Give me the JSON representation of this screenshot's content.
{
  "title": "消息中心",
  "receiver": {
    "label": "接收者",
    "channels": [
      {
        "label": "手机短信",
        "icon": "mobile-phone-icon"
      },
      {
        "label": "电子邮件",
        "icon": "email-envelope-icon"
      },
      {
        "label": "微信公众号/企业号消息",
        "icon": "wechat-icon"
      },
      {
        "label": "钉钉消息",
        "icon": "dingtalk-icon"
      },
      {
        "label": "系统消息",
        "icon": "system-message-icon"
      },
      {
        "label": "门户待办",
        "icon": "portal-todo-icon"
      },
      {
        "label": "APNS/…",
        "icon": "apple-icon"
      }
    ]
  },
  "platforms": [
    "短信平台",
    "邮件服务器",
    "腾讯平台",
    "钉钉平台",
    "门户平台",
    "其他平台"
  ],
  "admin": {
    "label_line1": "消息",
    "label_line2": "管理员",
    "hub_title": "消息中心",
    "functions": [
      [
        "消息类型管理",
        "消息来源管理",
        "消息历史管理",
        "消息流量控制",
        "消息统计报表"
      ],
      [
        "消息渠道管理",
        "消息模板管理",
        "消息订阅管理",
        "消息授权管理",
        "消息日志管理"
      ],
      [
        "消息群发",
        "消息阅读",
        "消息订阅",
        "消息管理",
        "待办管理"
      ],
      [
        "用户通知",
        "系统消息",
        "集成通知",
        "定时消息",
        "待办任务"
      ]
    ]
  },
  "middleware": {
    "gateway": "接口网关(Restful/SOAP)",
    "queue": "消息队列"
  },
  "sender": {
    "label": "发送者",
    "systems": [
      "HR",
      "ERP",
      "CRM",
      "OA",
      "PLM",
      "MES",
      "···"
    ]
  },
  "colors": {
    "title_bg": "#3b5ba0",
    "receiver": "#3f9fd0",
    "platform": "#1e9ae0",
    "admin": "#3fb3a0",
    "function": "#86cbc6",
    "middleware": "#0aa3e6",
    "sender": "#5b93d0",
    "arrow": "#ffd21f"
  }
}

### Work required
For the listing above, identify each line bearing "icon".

### Your solution
        "icon": "mobile-phone-icon"
        "icon": "email-envelope-icon"
        "icon": "wechat-icon"
        "icon": "dingtalk-icon"
        "icon": "system-message-icon"
        "icon": "portal-todo-icon"
        "icon": "apple-icon"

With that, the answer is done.